This Week's Hot Reads
This week: the charming letters of Julia Child and her friend Avis DeVoto, a noir German thriller with a Turkish P.I., one man’s secret generosity during the Depression, a melting pot of Enlightenment ideas and figures explored, and a Russian ballerina watches the czar fall.
A mouthwatering read that captures the spirit of friendship, gastronomy, and Americana.
In 1952, Julia Child responded to an article Bernard DeVoto wrote about inadequate American knives. Living in Paris with her husband, Child had just opened a culinary school and was on the brink of creating the bible of cookbooks, Mastering the Art of French Cooking. DeVoto’s wife, Avis, intrigued by Child’s letter, replied and the two began a correspondence that transcended far beyond cooking. The two wrote back and forth about politics, Kinsey’s research on sex, and of course the transformation of American gastronomy. DeVoto and Child were two epicurean explorers who were able to create a window into the current American food scene. The book also explores Child's frustrations to get her cookbook published and DeVoto’s persistence to make sure Mastering the Art of French Cooking became a classic.
The U.S. debut for a hardboiled German detective series about a Turkish detective fighting organized criminals and gangs of nationalists in seedy Frankfurt.
Nine years after its publication in Germany, the fourth book featuring hardboiled detective Kemal Kurankaya gets its first printing in the United States. Kismet, which the French newspaper La Depeche called “pitch-black noir,” re-imagines the dull capital of the German financial industry as an urban hell where minority groups and crime bosses prey on one another with ruthless abandon. Asked to defend a restaurateur from a gang who chopped off the man’s thumbs and demanded a monthly payment, Kurankaya finds himself up against a band of Croatian nationalists calling themselves the Army of Reason. “Arjouni forges both a gripping caper and a haunting indictment of the madness of nationalism, illuminated by brilliant use of language,” The Guardian wrote, calling the book “magnificent.” The Independent praised the “sharp, witty writing, packed with life and colour that bursts through in Anthea Bell's translation.”
A suitcase full of letters reveals the identity of a man who gave away his wealth in the darkest moment of the Great Depression.
In 2008, former investigative reporter and Pulitzer Prize finalist Ted Gup received a stunning gift from his mother: a suitcase full of letters from his grandfather, Sam Stone. Stone turned out to be the mysterious B. Virdot, an Ohio man who took out a newspaper ad at the height of the Great Depression, telling suffering families to write him with their needs and Virdot responded with a $5 check for each family. His collection of letters reveal not only a moving history of America’s darkest times, but a man who completely fabricated the details of his own early years in the United States. Gup’s treatment of the revelations is part narrative history, part investigative journalism, and a gripping exhortation to act.
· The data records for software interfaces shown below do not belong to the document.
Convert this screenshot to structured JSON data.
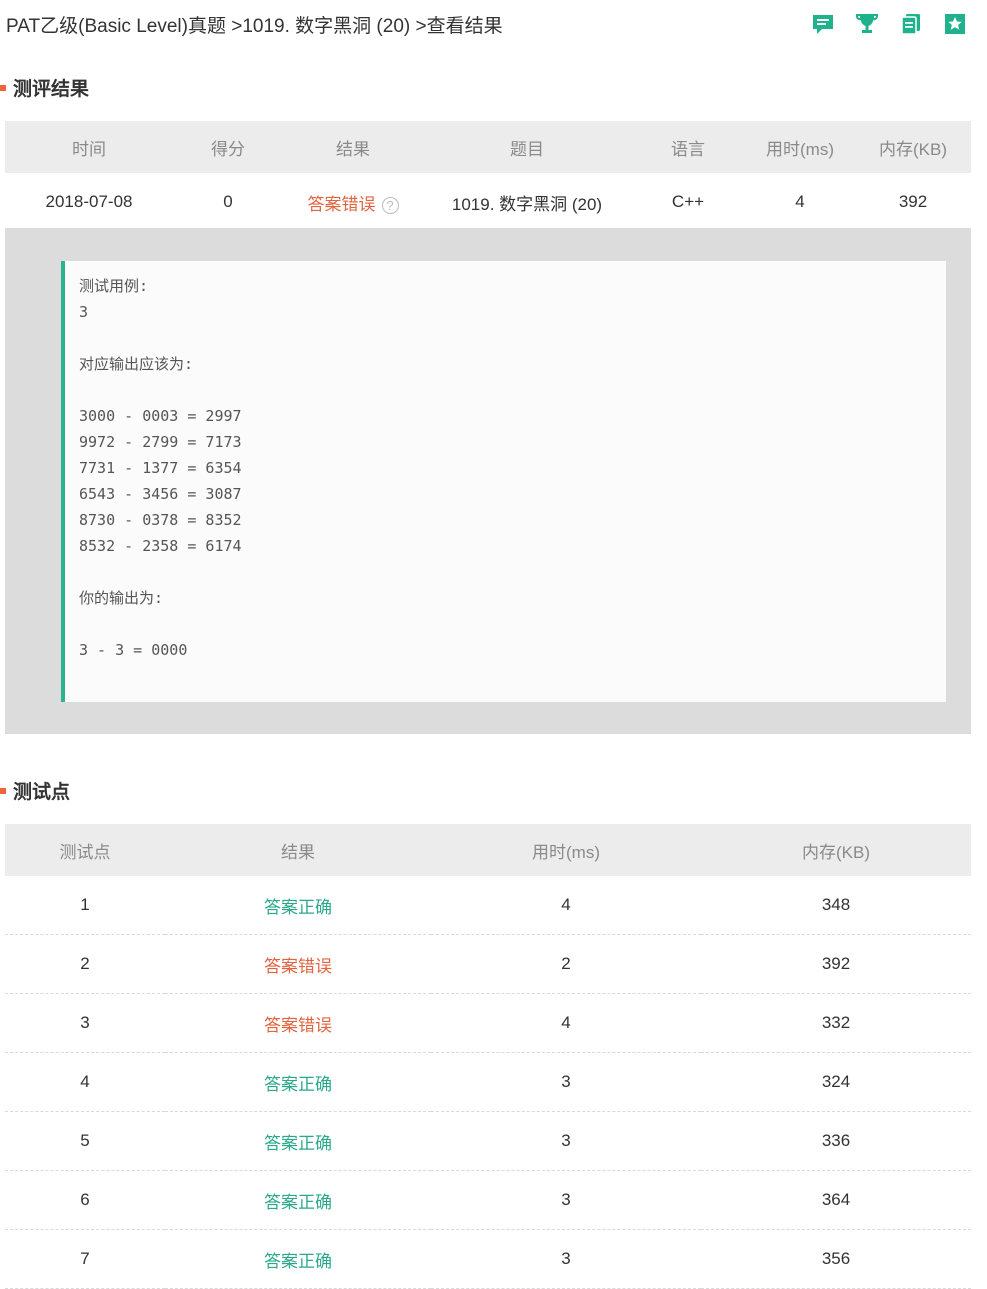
{
  "breadcrumb": {
    "part1": "PAT乙级(Basic Level)真题",
    "sep1": " >",
    "part2": "1019. 数字黑洞 (20)",
    "sep2": " >",
    "part3": "查看结果"
  },
  "toolbar_icons": [
    "comment-icon",
    "trophy-icon",
    "copy-icon",
    "star-bookmark-icon"
  ],
  "colors": {
    "accent_green": "#2aa88a",
    "error_red": "#e0643f",
    "section_mark": "#f0643c"
  },
  "result_section": {
    "title": "测评结果",
    "headers": [
      "时间",
      "得分",
      "结果",
      "题目",
      "语言",
      "用时(ms)",
      "内存(KB)"
    ],
    "row": {
      "time": "2018-07-08",
      "score": "0",
      "result": "答案错误",
      "help": "?",
      "problem": "1019. 数字黑洞 (20)",
      "language": "C++",
      "time_ms": "4",
      "memory_kb": "392"
    },
    "detail": "测试用例:\n3\n\n对应输出应该为:\n\n3000 - 0003 = 2997\n9972 - 2799 = 7173\n7731 - 1377 = 6354\n6543 - 3456 = 3087\n8730 - 0378 = 8352\n8532 - 2358 = 6174\n\n你的输出为:\n\n3 - 3 = 0000"
  },
  "testcase_section": {
    "title": "测试点",
    "headers": [
      "测试点",
      "结果",
      "用时(ms)",
      "内存(KB)"
    ],
    "rows": [
      {
        "id": "1",
        "result": "答案正确",
        "status": "ok",
        "time_ms": "4",
        "memory_kb": "348"
      },
      {
        "id": "2",
        "result": "答案错误",
        "status": "wrong",
        "time_ms": "2",
        "memory_kb": "392"
      },
      {
        "id": "3",
        "result": "答案错误",
        "status": "wrong",
        "time_ms": "4",
        "memory_kb": "332"
      },
      {
        "id": "4",
        "result": "答案正确",
        "status": "ok",
        "time_ms": "3",
        "memory_kb": "324"
      },
      {
        "id": "5",
        "result": "答案正确",
        "status": "ok",
        "time_ms": "3",
        "memory_kb": "336"
      },
      {
        "id": "6",
        "result": "答案正确",
        "status": "ok",
        "time_ms": "3",
        "memory_kb": "364"
      },
      {
        "id": "7",
        "result": "答案正确",
        "status": "ok",
        "time_ms": "3",
        "memory_kb": "356"
      }
    ]
  }
}
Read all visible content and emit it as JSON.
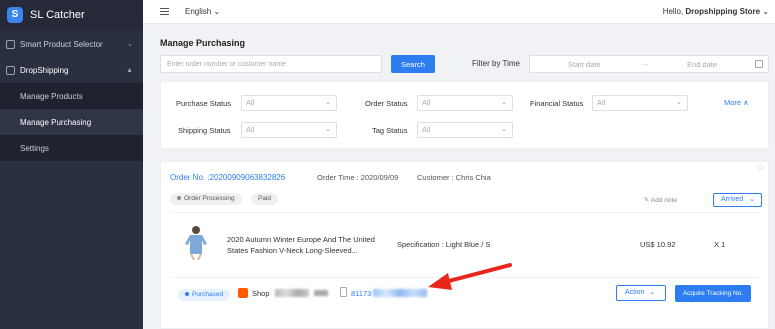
{
  "app": {
    "name": "SL Catcher",
    "logo_letter": "S"
  },
  "sidebar": {
    "items": [
      {
        "label": "Smart Product Selector",
        "icon": "grid-icon"
      },
      {
        "label": "DropShipping",
        "icon": "box-icon"
      }
    ],
    "sub_items": [
      {
        "label": "Manage Products"
      },
      {
        "label": "Manage Purchasing",
        "active": true
      },
      {
        "label": "Settings"
      }
    ]
  },
  "topbar": {
    "language": "English ⌄",
    "hello_prefix": "Hello, ",
    "store": "Dropshipping Store"
  },
  "page": {
    "title": "Manage Purchasing"
  },
  "search": {
    "placeholder": "Enter order number or customer name",
    "button": "Search"
  },
  "filter_time": {
    "label": "Filter by Time",
    "start": "Start date",
    "end": "End date",
    "arrow": "→"
  },
  "filters": {
    "purchase_status": {
      "label": "Purchase Status",
      "value": "All"
    },
    "order_status": {
      "label": "Order Status",
      "value": "All"
    },
    "financial_status": {
      "label": "Financial Status",
      "value": "All"
    },
    "shipping_status": {
      "label": "Shipping Status",
      "value": "All"
    },
    "tag_status": {
      "label": "Tag Status",
      "value": "All"
    },
    "more": "More ∧"
  },
  "order": {
    "number": "Order No. :20200909063832826",
    "time": "Order Time : 2020/09/09",
    "customer": "Customer :  Chris Chia",
    "tags": [
      "Order Processing",
      "Paid"
    ],
    "add_note": "Add note",
    "status_select": "Arrived",
    "product": {
      "name": "2020 Autumn Winter Europe And The United States Fashion V-Neck Long-Sleeved...",
      "specification": "Specification : Light Blue / S",
      "price": "US$ 10.92",
      "quantity": "X 1"
    },
    "purchase": {
      "status": "Purchased",
      "shop": "Shop",
      "tracking_prefix": "81173"
    },
    "action_button": "Action",
    "acquire_button": "Acquire Tracking No."
  },
  "colors": {
    "accent": "#2d7cf0",
    "sidebar_bg": "#2b3040",
    "annotation_arrow": "#e8261c"
  }
}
The Los Angeles Times writes that the sacred letters “could hardly have landed in better hands.”
Philipp Blom brings to life the Enlightenment-shaping debates in the salon of Baron Thierry Holbach.
The word “wicked” might not be the one that comes to mind to describe the Enlightenment, with its value of reason and order, but historian Philipp Blom paints a portrait of the radical ideas and big personalities that shaped the era. Many of them—from Denis Diderot and Lawrence Sterne to David Hume and Adam Smith—met in the Paris salon of Baron Thierry Holbach. Blom, author of Enlightening the World and To Have and to Hold, brings their meetings to life and conveys the high drama that went along with the intellectual debates that helped lay the foundation for the modern world.
Adrienne Sharp tells the richly imagined historical story of a ballerina looking back on her life in the doomed Romanov court.
Even though she admits her diary is a “concoction of fiction and lies,” perhaps an unreliable ballerina is the best person to give a tour of the doomed and intrigue-ridden court of Czar Nicholas Romanov. Adrienne Sharp, author of The Sleeping Beauty, uses the century-old dancer Mathilde Kschessinska sitting down to pen her memoirs as an opportunity to explore historical events as Imperial Russia fell to revolution. The lover of Czar Nicholas, Kschessinska has an inside view of Russia’s political and cultural life, and a front-row seat to its dissolution. “Sharp artfully evokes the extravagantly decadent twilight of Tsarist Russia in this dazzling fictional memoir,” writes Margaret Flanagan of Booklist. “Secrets, scandals, and suspense steeped in authentic period detail provide a sumptuous feast for historical-fiction fans.”